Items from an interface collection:
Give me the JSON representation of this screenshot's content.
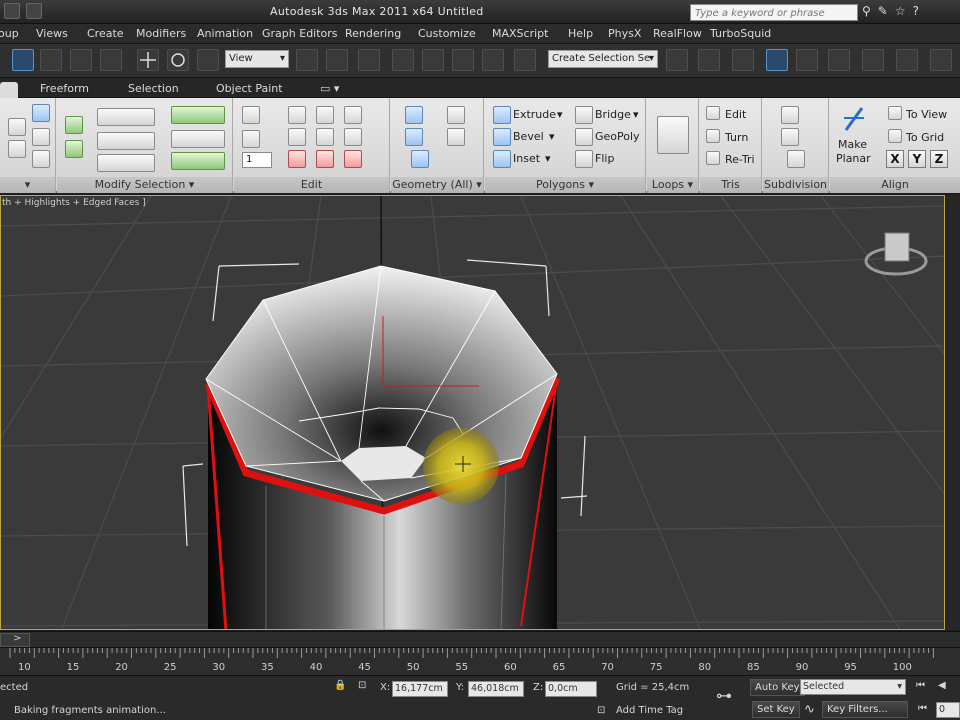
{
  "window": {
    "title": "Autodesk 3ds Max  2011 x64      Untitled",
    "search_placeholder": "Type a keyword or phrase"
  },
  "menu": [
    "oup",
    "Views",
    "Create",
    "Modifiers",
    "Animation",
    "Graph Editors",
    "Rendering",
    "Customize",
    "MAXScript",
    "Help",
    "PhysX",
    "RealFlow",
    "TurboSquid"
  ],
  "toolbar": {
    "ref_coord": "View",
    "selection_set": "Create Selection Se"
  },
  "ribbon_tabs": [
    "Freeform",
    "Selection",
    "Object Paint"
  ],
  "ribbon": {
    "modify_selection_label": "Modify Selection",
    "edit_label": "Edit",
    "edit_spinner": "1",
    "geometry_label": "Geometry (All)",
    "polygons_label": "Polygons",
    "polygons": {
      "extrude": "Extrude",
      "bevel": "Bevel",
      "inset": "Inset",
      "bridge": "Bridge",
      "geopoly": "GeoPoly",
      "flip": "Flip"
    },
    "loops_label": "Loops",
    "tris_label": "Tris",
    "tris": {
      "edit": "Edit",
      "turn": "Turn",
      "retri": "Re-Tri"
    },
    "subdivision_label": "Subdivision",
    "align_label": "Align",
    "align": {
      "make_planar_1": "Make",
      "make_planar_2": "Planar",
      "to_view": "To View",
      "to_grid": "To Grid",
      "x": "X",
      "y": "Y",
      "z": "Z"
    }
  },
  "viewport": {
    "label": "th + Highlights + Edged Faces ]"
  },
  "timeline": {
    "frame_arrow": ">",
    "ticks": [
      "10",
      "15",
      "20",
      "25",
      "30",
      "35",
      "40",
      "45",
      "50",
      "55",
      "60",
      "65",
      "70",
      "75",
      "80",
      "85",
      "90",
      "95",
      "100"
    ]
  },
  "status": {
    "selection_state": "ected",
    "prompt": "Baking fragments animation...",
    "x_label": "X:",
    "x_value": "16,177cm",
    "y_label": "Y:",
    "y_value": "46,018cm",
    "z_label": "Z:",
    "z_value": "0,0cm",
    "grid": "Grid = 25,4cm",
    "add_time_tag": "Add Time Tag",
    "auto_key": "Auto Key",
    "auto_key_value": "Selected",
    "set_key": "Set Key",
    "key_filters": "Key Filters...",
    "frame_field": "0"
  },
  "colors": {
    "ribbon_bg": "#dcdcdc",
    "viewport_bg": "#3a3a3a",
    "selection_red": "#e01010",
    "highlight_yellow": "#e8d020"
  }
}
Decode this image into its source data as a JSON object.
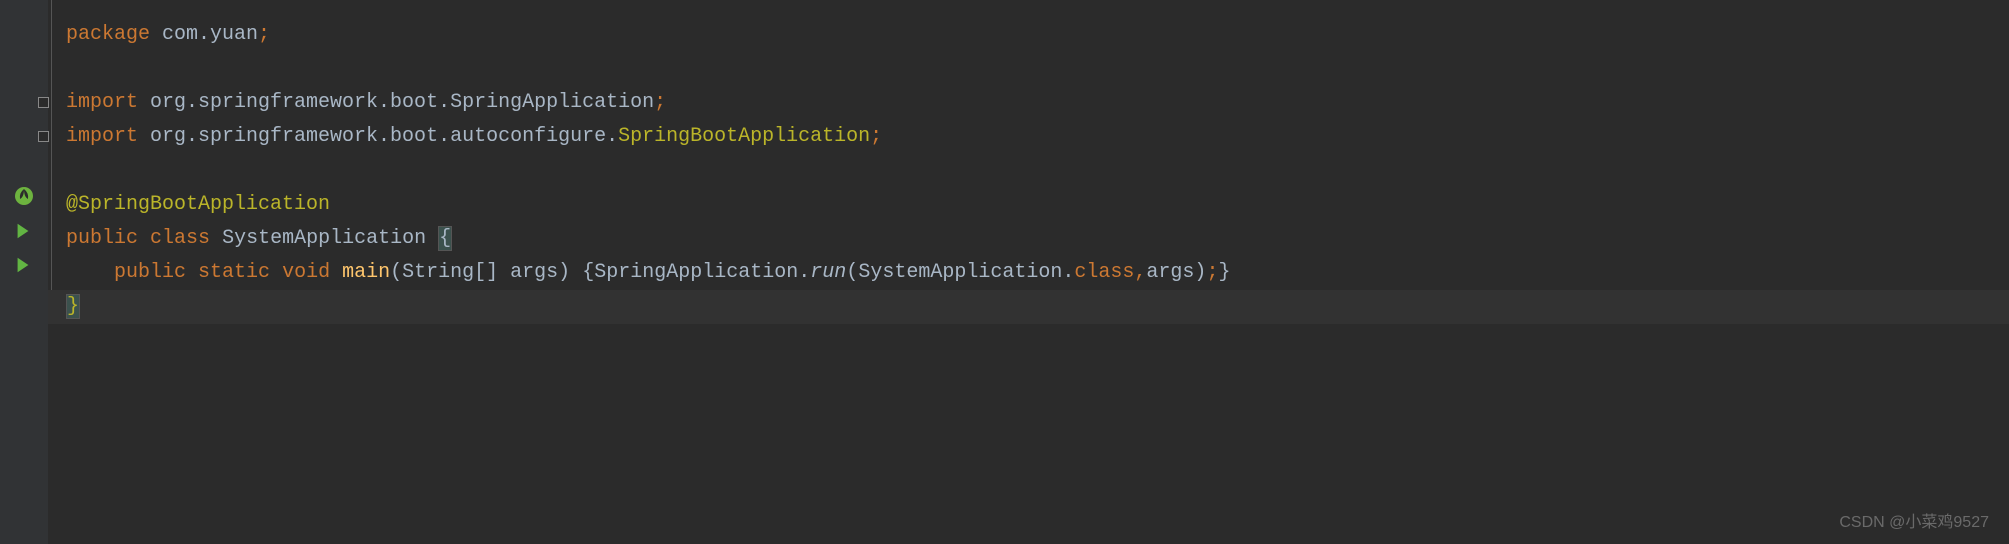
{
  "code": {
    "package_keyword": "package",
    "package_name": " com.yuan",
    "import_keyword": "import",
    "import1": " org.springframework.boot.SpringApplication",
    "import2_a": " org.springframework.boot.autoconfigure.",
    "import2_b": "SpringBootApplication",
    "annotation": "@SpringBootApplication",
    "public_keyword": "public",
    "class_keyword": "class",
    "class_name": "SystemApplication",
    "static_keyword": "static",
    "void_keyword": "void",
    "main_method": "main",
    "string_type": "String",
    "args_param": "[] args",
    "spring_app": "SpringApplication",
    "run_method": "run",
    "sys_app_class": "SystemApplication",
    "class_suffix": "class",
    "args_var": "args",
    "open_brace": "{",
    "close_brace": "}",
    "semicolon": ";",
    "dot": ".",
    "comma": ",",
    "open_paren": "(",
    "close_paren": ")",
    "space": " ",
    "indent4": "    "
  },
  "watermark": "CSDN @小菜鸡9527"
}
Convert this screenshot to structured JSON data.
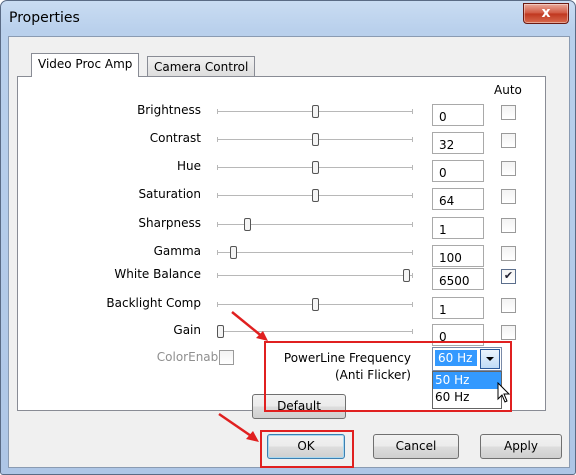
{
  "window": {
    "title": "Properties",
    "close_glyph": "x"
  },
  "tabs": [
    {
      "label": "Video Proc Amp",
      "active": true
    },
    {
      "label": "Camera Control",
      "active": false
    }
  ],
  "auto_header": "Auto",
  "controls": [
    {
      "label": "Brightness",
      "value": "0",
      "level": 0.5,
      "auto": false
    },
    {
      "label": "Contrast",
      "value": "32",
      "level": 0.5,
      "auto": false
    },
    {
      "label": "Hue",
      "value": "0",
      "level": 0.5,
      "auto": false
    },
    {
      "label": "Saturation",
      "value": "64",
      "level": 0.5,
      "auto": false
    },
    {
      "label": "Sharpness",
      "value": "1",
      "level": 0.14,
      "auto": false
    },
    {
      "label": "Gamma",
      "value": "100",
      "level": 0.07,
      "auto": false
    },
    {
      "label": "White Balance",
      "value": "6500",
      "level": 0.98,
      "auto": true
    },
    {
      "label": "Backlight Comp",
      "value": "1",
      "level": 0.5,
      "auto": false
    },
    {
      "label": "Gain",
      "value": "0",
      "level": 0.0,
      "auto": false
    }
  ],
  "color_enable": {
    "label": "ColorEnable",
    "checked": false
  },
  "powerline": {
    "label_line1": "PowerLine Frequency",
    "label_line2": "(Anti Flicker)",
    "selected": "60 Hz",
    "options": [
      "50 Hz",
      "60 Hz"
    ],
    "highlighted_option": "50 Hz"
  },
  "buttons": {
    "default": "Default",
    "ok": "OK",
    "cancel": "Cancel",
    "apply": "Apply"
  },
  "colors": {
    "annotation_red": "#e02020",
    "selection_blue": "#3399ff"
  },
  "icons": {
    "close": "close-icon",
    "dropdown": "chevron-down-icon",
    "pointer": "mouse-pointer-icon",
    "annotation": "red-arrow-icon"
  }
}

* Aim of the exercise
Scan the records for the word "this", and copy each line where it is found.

* Exercise solution
Give me the JSON representation of this screenshot's content.
Decode this image into its source data as a JSON object.
Convert this screenshot to structured JSON data.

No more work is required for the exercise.